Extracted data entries
╭──
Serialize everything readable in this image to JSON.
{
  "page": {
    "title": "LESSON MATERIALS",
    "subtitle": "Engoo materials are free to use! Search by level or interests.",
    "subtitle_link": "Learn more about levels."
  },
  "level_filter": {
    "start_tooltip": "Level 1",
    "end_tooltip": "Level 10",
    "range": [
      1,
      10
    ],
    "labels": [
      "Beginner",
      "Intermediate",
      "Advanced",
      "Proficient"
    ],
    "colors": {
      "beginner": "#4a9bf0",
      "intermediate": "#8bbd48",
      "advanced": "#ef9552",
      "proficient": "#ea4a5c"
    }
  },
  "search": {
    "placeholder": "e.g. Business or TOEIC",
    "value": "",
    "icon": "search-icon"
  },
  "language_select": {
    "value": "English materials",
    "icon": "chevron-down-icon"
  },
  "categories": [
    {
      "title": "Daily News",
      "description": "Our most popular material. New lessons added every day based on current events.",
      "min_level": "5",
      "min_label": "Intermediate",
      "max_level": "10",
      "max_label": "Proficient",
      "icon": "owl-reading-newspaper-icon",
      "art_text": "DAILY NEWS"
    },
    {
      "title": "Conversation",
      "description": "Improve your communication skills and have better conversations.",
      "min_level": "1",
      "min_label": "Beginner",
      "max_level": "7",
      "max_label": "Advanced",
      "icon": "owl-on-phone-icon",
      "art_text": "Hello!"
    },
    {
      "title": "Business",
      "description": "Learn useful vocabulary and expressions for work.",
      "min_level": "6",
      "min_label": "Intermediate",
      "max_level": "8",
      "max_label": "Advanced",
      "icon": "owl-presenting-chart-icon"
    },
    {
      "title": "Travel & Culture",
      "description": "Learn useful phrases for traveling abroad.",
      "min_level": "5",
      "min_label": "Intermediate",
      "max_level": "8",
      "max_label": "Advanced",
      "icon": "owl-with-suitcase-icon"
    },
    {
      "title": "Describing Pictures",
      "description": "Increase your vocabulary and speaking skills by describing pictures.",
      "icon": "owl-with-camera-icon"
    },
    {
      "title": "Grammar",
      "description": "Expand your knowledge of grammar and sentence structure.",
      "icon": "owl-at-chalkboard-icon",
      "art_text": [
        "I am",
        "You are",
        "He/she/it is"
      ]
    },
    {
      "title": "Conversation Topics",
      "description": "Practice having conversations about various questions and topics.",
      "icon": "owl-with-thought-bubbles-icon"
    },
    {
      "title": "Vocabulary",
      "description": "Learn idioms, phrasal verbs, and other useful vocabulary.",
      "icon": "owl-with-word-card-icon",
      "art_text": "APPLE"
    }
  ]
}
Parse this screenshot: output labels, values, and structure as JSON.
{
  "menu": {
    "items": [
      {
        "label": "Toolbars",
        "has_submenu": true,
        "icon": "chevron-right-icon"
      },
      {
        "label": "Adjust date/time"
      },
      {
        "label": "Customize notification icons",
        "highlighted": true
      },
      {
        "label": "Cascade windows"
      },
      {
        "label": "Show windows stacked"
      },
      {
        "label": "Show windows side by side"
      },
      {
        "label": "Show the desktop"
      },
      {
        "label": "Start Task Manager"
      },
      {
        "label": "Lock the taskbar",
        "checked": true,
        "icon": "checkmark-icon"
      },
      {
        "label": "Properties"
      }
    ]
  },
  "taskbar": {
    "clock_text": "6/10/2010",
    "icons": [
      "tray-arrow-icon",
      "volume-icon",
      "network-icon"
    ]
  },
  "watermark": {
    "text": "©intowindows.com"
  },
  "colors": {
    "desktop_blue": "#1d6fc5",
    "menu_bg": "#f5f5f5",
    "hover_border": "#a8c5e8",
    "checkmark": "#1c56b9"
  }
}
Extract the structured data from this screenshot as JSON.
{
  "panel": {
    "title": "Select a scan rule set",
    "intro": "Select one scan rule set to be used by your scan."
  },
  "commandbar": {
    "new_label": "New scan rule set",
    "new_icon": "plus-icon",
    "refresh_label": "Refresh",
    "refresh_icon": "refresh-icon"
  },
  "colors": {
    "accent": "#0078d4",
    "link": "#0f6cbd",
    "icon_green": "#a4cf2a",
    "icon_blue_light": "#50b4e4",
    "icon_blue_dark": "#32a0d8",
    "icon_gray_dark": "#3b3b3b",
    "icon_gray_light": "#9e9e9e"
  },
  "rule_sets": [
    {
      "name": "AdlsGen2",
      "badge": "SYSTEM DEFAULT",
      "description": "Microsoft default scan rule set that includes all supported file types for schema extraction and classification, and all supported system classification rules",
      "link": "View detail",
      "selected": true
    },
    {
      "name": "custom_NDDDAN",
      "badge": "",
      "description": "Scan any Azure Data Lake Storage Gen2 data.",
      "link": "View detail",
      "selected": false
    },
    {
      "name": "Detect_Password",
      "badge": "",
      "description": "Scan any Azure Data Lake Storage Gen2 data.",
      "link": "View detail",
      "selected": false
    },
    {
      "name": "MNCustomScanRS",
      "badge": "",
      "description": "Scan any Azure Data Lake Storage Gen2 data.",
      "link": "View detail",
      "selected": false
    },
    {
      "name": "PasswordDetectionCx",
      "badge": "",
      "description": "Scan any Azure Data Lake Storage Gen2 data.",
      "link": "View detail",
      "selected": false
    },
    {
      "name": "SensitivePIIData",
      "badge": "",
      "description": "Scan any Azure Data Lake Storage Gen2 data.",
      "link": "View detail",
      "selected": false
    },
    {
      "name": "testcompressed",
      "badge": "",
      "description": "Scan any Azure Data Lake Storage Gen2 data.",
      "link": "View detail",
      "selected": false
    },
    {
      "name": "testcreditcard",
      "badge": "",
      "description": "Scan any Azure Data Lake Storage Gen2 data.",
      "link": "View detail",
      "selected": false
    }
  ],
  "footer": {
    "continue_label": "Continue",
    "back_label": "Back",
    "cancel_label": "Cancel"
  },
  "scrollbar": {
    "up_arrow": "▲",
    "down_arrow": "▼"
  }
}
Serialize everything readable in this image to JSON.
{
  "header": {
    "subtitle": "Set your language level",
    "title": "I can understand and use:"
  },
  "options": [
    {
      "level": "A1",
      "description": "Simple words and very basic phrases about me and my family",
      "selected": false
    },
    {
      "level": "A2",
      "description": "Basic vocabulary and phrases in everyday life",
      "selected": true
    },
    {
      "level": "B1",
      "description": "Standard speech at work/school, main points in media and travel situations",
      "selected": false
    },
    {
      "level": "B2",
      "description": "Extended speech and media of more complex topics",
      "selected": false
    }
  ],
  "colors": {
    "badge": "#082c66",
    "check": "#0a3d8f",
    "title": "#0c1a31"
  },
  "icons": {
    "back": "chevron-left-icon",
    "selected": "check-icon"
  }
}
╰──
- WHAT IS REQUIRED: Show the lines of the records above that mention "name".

- TASK RESPONSE:
      "name": "AdlsGen2",
      "name": "custom_NDDDAN",
      "name": "Detect_Password",
      "name": "MNCustomScanRS",
      "name": "PasswordDetectionCx",
      "name": "SensitivePIIData",
      "name": "testcompressed",
      "name": "testcreditcard",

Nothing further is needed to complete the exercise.